Sue glanced at her watch. “Let’s toss to see who checks on the dryers. We don’t both need to go.” She lost the toss and left.
Donna came to me and said, “Dave, the guy in the blue shirt, needs a partner for paddleball. Would you be interested?”
We won two games before the laundry was dry. Two years later, in a Gables church garden, Dave finally won me.
Had it not rained, we might’ve never met. Dave didn’t habitually frequent bars on Saturdays, he spent them on Biscayne Bay in that boat I had complained about. Never griped about that boat again.
Marie Grime, Kendale Lakes
Flowers and football
In the summer of 1974, I was fresh out of college, working for a shipping company at the Port of Miami. The company had leased a new ship. I was about to leave for the weekend on Friday when my boss informed me that I was expected on the ship at 7 p.m. for a reception welcoming the new crew. I had a date, but not going was not an option.
I opted to go, meet everyone, welcome the crew, then leave. I met about 50 people.
One of them showed up at my office the following Monday and said: “I saw you across that room Friday night and knew you were the one. I’m going to marry you!”
I promptly informed him that he was crazy.
Not letting this deter him in any way, he embarked on a campaign to win me over, starting with tickets to the Dolphins game. Then came flowers, chocolates, concerts, even taking my mother to the circus and my cat to the vet. He convinced me.
In July of 1976 we got married.
We still go to Dolphins games. And, he still brings me flowers and chocolates.
Helen and Jerry Doyle,
The dance of love
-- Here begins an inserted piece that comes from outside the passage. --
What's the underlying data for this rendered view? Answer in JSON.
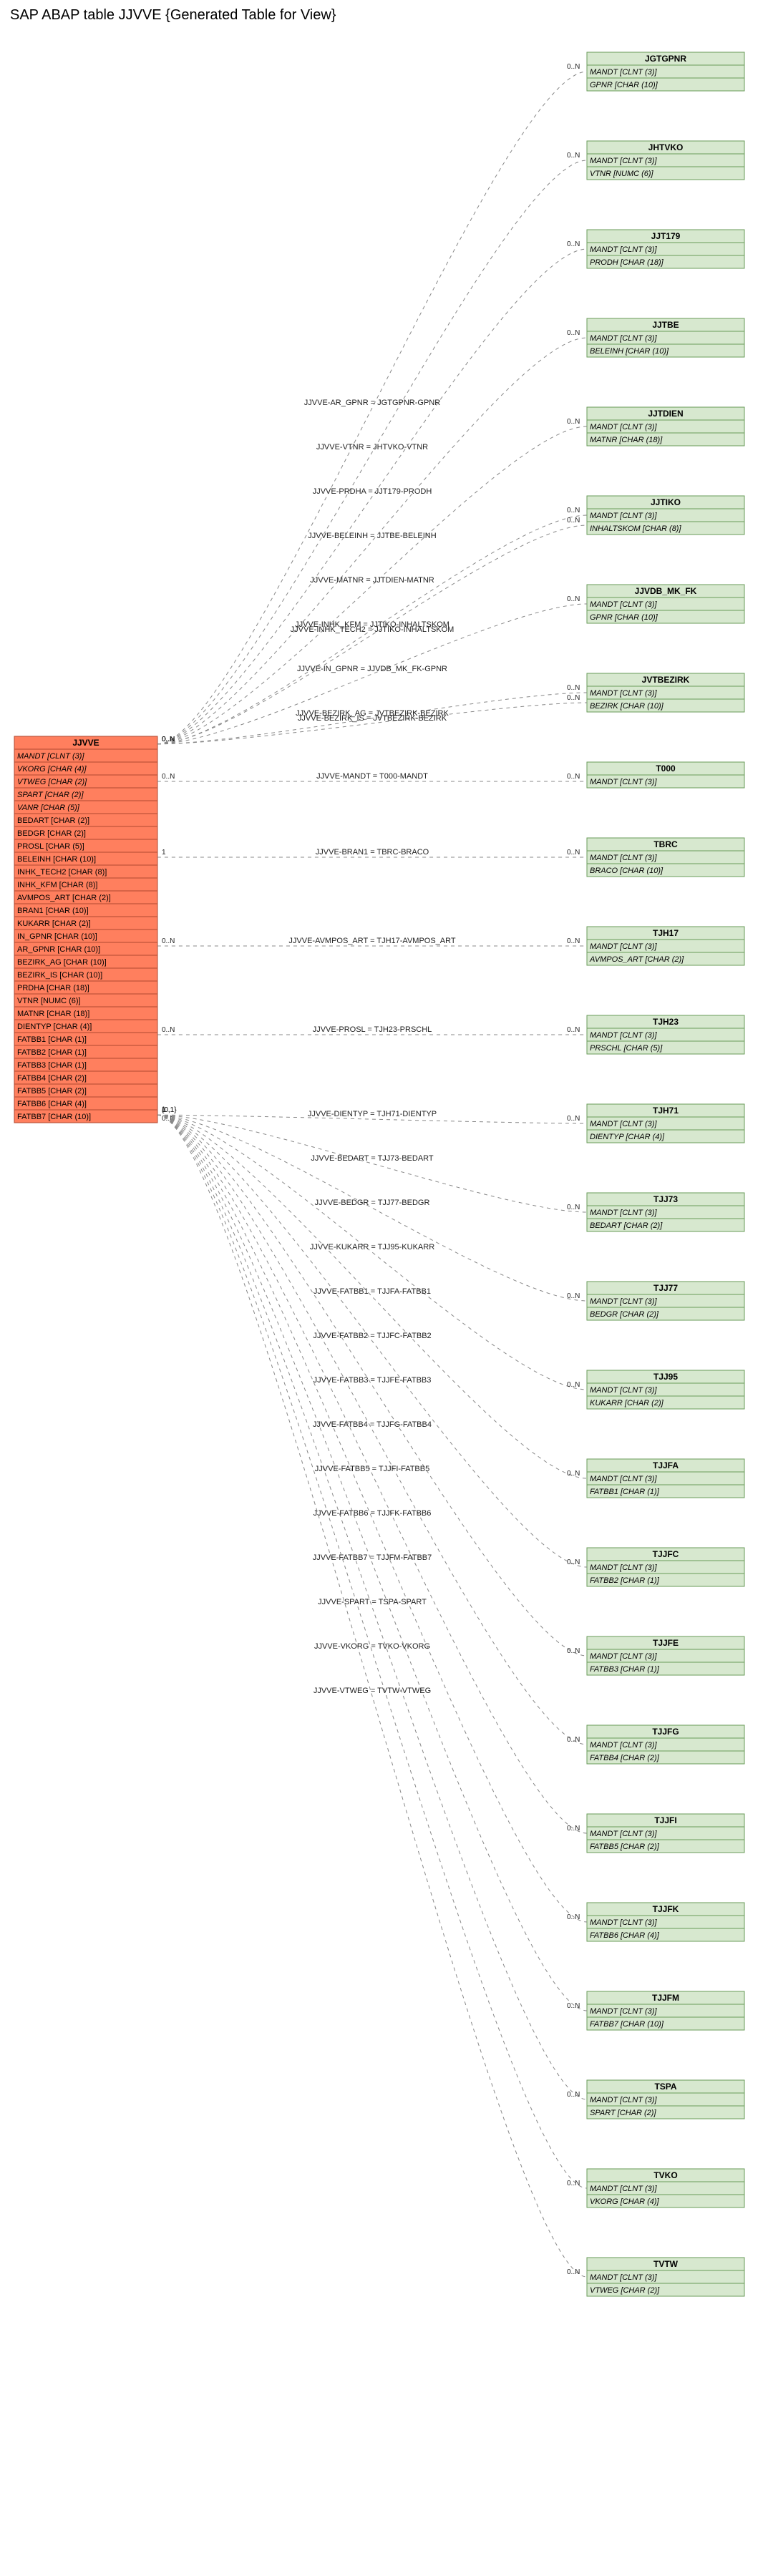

The evening was boring. I was at the Tropic Club, a place where seniors meet and enjoy dancing. The problem, I didn’t notice anyone to dance with. I was about to leave when they announced a mixer.
What’s a mixer I wondered? The answer came: “Ladies line up, and gentlemen choose the first lady for a dance. When the song is over, he escorts her to the back of the line and returns to the front for a new partner.”
I tried it, thinking, at worst, it’s only three minutes.
I approached and she was staring at the ceiling and didn’t see me. I stood just looking. I didn’t want to introduce myself. She was beautiful and I was happy just looking at her. Her sister nudged her and she looked at me.
I knew when the dance ended I was suppose to bring her back to the line. I didn’t. We just kept dancing. The evening was no longer boring.
I wanted to see her again and I told her so. We are together for three years now. Both of us are in our 80s and unbelievably happy in love.
Melvin and Joyce Taks,
Sunny Isles Beach
Like a song
I met my soul mate the summer after my first year of law school. I was 24 years old, sitting in a waiting room for a job interview. As I chatted with a young woman waiting to meet her friend for lunch, he came into the waiting room to meet her. It was love at first sight. He left for lunch with his friend, and I went inside for my interview. Somehow I knew that we would end up together.
The next Monday I started my summer job. My “office” was in the library, and coincidentally he kept needing to get a book to “do research.” The attraction was magnetic. When he invited me to join him for lunch at McDonald’s, I set aside my vegetarianism and seized the opportunity, excited to be able to spend time with him. Friday night he took me to dinner, and afterwards we walked to Peacock Park and gazed at the full moon.